The formerly thought to be lost forever Salvator Mundi is just one of less than 20 known paintings by Leonardo da Vinci, according to BBC, and was auctioned off by Christie’s for a record-breaking price of $450,312,500 in just 19 minutes.



Francis Bacon – Three Studies of Lucian Freud

Three Studies of Lucian Freud depicts Freud seated on a wooden chair against an orange background and has become one of the most expensive artworks ever sold at an auction. According to the New York Times, the piece was purchased by the art dealer William Acquavella on behalf of an unnamed client for $142.4m (£89.6m) at Christie’s in New York, following a bidding battle between seven prospective buyers.



Amedeo Modigliani – Nu Couché (sur le côté gauche)
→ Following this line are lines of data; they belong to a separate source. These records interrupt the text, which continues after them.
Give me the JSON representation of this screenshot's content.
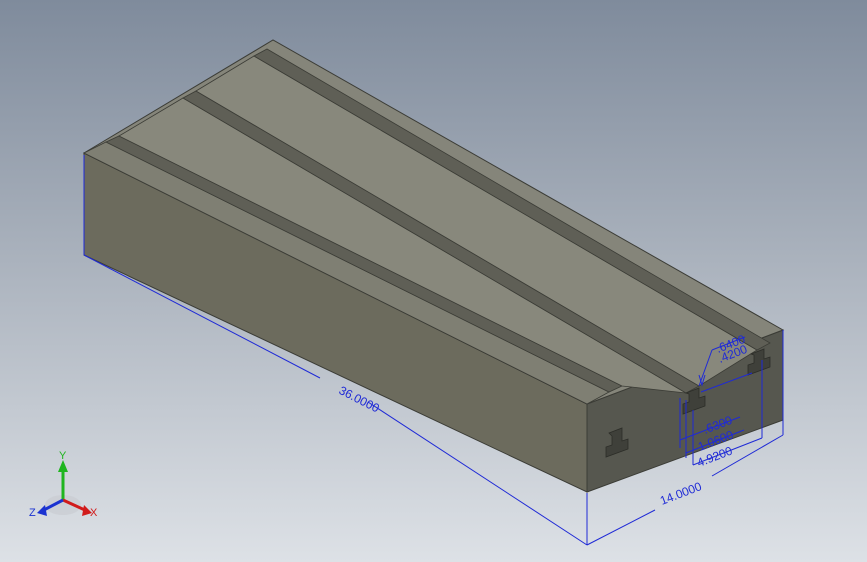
{
  "model": {
    "name": "",
    "face_colors": {
      "top": "#85857a",
      "front_right": "#56574f",
      "left_side": "#6c6b5d",
      "groove": "#4a4a44",
      "edge": "#3b3c36"
    }
  },
  "dimensions": {
    "color": "#1f2ad6",
    "length": "36.0000",
    "width": "14.0000",
    "offset_a": "4.9200",
    "offset_b": "1.0600",
    "slot_width": ".6300",
    "slot_depth_top": ".6400",
    "slot_depth_bottom": ".4200"
  },
  "triad": {
    "x_label": "X",
    "y_label": "Y",
    "z_label": "Z",
    "colors": {
      "x": "#d11b1b",
      "y": "#1fb51f",
      "z": "#1b33d1"
    }
  }
}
The largest work from Amedeo Modigliani’s career and his greatest nude, Nu Couché was acquired by its previous owner at auction in 2003 for $26.9 million. It is now the most valuable work ever sold at Sotheby’s, selling for $157 million in the Impressionist & Modern Evening Sale. Today, the series is recognized as one of the seminal achievements in Modern painting.
Sotheby’s Co-Head, Simon Shaw, commented: “Three artists have broken the $150 million barrier at auction, but tonight Modigliani became the only artist to have crossed that threshold twice – evidence of the rapid rise in appreciation for his work … artists like Modigliani, Picasso and Monet performed well tonight, so did those who are expanding the boundaries of our market and attracting new collectors each season, such as Rufino Tamayo, Joaquín Torres-García, Georgia O’Keeffe and Mary Cassatt.”